A new report by the United Nations Office for the Coordination of Humanitarian Affairs (OCHA) released on Tuesday says that thousands of families have been affected by recent flash floods in the southern provinces of Kandahar and Helmand provinces and that they require humanitarian assistance.
The report says that 4,698 households and more than 33,000 people have been identified as requiring humanitarian assistance as a result of flooding in Kandahar province.
The report adds that 1,855 houses have been destroyed and 2,841 houses have been partially damaged by flooding in the southern provinces including Kandahar city.
There was further rain on 10 March, although no new flooding incidents have been reported, the report says.
According to the report, 1,092 families have been verified as requiring humanitarian assistance as a result of the flooding that began on 2 March 12, 2019 in four districts of Helmand province, including Nahr-e-Saraj, Nawa-e-Barakzai, Lashkragah and Nad Ali.
The report adds that a further 1,320 families were affected by flash floods in Khoshkaba area in Nahr-e-Saraj district.
In western Farah province, the report says, 3,205 households have been identified as affected by the floods, and requiring humanitarian assistance.
Of these households, the report says, 1,601 homes have been destroyed and 1,604 have been partially damaged.
According to inter-agency assessment teams, 85 percent of the flood-affected areas were assessed as of 10 March.
On 9 March, heavy rain struck Muqur district, of western Badghis province, resulting in flash floods that damaged infrastructure and agricultural land in three villages, Sangi Zard, Cheshma Duzdak and Kalanzai.
Wheat, cumin, pea and pistachio crops have been destroyed by the flood waters, and irrigation canals have been damaged, the report says.
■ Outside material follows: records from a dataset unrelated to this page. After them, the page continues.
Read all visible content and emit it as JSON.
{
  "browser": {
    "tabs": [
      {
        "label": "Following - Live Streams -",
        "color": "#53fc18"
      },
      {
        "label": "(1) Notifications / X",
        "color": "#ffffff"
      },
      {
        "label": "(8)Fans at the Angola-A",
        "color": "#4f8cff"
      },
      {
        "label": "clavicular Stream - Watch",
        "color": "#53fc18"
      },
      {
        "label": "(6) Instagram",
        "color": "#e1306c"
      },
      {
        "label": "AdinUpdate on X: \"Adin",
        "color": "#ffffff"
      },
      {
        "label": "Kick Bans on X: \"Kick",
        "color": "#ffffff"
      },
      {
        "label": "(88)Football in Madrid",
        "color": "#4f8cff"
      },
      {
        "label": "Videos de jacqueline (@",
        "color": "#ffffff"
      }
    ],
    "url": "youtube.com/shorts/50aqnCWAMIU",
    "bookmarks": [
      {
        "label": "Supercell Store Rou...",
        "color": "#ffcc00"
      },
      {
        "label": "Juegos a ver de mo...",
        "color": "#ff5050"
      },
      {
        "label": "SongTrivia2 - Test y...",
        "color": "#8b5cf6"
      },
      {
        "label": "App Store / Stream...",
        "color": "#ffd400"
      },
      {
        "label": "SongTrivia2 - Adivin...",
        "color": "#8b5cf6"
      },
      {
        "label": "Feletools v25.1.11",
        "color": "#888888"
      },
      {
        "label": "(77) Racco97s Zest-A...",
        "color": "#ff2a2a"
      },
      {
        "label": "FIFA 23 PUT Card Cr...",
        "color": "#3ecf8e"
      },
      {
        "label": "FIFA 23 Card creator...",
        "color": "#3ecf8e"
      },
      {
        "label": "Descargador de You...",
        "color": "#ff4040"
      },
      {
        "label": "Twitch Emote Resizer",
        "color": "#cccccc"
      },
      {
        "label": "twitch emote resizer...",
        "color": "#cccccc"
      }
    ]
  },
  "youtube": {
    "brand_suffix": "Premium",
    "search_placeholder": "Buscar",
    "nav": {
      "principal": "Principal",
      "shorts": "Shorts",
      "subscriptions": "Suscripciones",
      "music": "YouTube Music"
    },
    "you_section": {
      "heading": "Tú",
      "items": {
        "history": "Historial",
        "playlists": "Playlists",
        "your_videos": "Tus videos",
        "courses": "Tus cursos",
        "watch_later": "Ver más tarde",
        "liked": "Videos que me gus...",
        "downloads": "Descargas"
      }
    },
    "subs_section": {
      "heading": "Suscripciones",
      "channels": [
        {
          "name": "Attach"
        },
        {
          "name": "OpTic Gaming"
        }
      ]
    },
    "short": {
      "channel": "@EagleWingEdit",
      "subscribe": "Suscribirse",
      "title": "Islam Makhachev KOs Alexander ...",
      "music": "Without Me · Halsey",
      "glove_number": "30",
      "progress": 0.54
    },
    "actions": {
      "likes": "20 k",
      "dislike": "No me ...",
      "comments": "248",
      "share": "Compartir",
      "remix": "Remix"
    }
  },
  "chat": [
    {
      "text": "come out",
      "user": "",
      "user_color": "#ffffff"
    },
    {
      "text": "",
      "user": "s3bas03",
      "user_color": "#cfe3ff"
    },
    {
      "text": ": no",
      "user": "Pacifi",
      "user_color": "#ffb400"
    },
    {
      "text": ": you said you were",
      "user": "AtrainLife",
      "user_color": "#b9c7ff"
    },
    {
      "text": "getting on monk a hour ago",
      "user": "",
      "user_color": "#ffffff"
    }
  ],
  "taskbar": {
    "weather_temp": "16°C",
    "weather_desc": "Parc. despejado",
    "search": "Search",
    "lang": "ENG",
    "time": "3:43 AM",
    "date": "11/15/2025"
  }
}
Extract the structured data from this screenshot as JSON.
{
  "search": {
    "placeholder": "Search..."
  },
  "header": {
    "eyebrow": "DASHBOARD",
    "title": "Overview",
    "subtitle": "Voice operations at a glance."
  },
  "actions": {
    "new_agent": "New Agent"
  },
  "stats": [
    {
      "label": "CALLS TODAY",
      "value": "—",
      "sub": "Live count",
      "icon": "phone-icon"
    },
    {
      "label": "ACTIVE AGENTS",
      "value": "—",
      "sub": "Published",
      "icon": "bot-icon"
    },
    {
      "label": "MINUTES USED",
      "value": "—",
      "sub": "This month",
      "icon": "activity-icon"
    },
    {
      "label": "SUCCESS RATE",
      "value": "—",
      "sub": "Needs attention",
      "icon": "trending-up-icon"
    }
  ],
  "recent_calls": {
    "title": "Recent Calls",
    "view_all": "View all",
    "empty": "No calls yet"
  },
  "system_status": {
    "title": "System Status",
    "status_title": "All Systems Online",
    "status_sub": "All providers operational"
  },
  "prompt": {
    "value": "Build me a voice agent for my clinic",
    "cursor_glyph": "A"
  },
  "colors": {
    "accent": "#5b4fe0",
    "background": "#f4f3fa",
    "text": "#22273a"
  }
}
According to the report, water systems including wells, water catchments and water reservoirs have been destroyed. It has been reported that in some affected areas, flood waters are 50cm high, and there is the risk that poorly constructed homes may collapse.